The Roundtable Workshop Format
The roundtable is a powerful and uniquely flexible method for organizing a discussion. The purpose of the discussion can range from business research to timely, relevant and helpful information, as at a conference. The atmosphere is convivial, the conversation fast-paced. Regular users remark that insightful, detailed and focused information always emerges from the roundtable discussion. A structure that is at once both tightly focused and freewheeling makes this possible. Looking at the workshop setting, here are some of the specific characteristics of the roundtable:
- The discussion takes place around a table – not spread out along a panel. The table is in the center of the room. The audience sits in circles around it. The audience feel a strong personal feeling of participation in the discussion.
- No preparation is necessary among the panellists. Think of it as a dinner conversation.
- The organisation of the discussion is through a single topic of discussion.
- The managers who will use the research results are brought together at the same table with the consumers or subject experts who are providing their perspective on the topic.
- After the panellists have probed the topic in depth, the floor is turned over to the attendees and a casual debate among both attendees and panellists is encouraged.
- After the panel leaves small groups are formed around the hall. Each is given a question to discuss. They are given time to delve into the question. Then each group is asked to report back to the full assembly.
- The fruits of the discussion: substantial information comes out, often including ideas for immediate action; professionals and businesspeople with common interests make connections with each other thanks to the openness of the conversation around the room.
- Detailed notes are taken of the roundtable and discussion. Transcripts of these notes are used as the basis for analysis and interpretation of the results.
How to explain a round (kitchen) table discussion
What are its distinctive characteristics?
- Moderated group discussion.
- The approach models the dynamics of a conversation among family and friends.
- It is where we share ideas, trade news, share laughs, get to know each other
- We talk about what’s important, talk about the future, make plans and commitments, speak from the heart.
- The discussion is focused around a central topic or question.
- Conversation is kept on track by all participants with assistance from the moderator
What are the benefits of this approach?
- A comprehensive set of issues can be evoked.
- There is in-depth deliberation of key themes.
- Subtle insights are amplified to the point of clarity.
- Questions from participants to each other add insight.
- Different kinds of conversations take place during and after the sessions.
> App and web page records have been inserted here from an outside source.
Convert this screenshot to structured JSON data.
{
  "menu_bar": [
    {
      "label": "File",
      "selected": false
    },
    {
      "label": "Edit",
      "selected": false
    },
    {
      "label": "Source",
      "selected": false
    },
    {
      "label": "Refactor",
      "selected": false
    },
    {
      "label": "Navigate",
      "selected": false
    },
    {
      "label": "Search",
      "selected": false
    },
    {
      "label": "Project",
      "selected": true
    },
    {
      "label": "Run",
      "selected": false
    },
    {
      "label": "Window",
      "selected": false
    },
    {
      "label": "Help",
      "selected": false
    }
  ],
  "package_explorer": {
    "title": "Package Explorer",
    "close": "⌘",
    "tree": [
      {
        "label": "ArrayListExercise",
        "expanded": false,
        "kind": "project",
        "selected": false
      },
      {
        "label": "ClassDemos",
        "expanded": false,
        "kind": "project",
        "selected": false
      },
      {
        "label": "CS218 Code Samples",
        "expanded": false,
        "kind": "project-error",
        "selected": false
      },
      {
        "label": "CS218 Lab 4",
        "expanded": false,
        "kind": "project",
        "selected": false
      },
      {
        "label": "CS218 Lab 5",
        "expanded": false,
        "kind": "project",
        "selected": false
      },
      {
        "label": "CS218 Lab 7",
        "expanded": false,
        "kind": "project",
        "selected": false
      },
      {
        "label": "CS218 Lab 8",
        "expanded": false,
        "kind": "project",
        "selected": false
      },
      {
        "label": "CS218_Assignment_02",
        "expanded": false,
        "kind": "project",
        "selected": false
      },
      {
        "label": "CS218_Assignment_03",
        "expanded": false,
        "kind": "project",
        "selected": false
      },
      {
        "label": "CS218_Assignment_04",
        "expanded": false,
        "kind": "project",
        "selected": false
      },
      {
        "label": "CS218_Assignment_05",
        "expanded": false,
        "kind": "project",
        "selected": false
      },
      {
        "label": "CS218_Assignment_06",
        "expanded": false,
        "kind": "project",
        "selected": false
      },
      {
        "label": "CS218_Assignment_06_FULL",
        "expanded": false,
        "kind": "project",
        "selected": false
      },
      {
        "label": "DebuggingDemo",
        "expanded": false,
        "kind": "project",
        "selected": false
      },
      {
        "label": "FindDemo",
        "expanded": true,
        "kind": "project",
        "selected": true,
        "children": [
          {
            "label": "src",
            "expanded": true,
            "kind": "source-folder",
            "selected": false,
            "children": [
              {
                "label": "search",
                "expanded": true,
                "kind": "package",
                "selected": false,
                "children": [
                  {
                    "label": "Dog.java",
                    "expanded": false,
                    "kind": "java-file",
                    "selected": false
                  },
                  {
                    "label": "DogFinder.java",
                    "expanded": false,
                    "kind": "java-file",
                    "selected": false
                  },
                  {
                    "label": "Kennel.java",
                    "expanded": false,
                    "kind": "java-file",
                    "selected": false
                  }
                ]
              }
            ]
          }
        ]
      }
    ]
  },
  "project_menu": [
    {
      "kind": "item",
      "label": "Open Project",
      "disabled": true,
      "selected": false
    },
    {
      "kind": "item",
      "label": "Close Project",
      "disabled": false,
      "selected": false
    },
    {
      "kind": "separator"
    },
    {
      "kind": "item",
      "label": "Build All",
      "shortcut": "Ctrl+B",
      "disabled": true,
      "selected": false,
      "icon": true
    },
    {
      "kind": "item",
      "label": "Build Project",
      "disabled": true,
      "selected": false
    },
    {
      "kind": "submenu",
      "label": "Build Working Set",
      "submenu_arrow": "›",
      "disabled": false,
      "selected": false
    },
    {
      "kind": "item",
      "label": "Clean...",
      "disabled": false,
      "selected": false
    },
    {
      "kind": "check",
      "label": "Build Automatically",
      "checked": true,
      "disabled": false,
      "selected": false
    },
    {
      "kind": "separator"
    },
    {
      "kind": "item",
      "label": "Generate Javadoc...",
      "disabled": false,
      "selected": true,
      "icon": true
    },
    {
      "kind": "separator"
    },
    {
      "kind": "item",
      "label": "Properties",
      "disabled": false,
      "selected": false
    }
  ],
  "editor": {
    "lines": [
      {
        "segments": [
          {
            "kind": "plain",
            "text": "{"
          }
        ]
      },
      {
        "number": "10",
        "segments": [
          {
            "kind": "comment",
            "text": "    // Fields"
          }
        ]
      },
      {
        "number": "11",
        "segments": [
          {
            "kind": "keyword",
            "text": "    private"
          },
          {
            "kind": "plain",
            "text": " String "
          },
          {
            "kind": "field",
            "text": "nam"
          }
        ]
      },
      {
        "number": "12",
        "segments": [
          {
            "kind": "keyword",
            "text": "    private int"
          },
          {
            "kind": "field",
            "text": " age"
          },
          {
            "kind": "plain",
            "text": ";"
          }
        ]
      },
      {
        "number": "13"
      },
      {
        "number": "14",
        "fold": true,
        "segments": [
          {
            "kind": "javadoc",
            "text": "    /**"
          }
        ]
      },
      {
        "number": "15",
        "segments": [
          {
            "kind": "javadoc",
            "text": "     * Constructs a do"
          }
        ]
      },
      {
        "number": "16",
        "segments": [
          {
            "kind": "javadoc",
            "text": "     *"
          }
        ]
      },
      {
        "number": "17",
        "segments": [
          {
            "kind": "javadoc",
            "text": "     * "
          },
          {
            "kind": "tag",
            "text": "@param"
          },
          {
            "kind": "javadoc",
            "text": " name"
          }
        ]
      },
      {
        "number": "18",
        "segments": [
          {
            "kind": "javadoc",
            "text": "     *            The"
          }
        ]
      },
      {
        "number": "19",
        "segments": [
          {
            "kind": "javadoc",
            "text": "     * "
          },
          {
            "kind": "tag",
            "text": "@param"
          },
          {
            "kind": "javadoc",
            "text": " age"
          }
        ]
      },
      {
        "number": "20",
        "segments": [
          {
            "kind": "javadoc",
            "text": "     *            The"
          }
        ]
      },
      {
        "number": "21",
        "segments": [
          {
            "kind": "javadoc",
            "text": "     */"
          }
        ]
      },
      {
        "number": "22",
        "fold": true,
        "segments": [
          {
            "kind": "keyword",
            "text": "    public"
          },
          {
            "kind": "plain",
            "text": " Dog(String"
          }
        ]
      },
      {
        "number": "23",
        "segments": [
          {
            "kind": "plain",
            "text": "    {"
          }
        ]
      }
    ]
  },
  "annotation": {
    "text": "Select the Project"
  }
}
These lead to different kinds of action.
- Networking and relationship building occurs.
What process do we need to follow?
- Having only one key question or clear theme to discuss is important. Broad or multiple issues tend to be less productive.
- The moderator’s role is to keep the focus squarely on the question or objectives that have been set.
- At the beginning the moderator asks participants one by one to introduce themselves and state a simple one-sentence thought on the main question/topic
- The moderator then asks the group to open up the discussion. ‘It’s open season’ seems often to get the conversation going
- The moderator helps identify the themes that emerge within the conversation and helps the participants focus on that theme for a while
- The moderator should encourage everyone to contribute. If one or two people dominate remind them the group needs to hear from others and ask the rest for their thoughts
- Complaints or scepticism within the discussion are normal and need to be acknowledged. Those participants should be encouraged to move on buy asking them what they want to happen (instead of the problem).
- Towards the end of the conversation, the moderator should ask the group about their ‘ideas for action’ arising from the discussion.
- Notes should be taken by another participant for the reporting of reporting back.
The Glasgow Group PostStone Management Consultants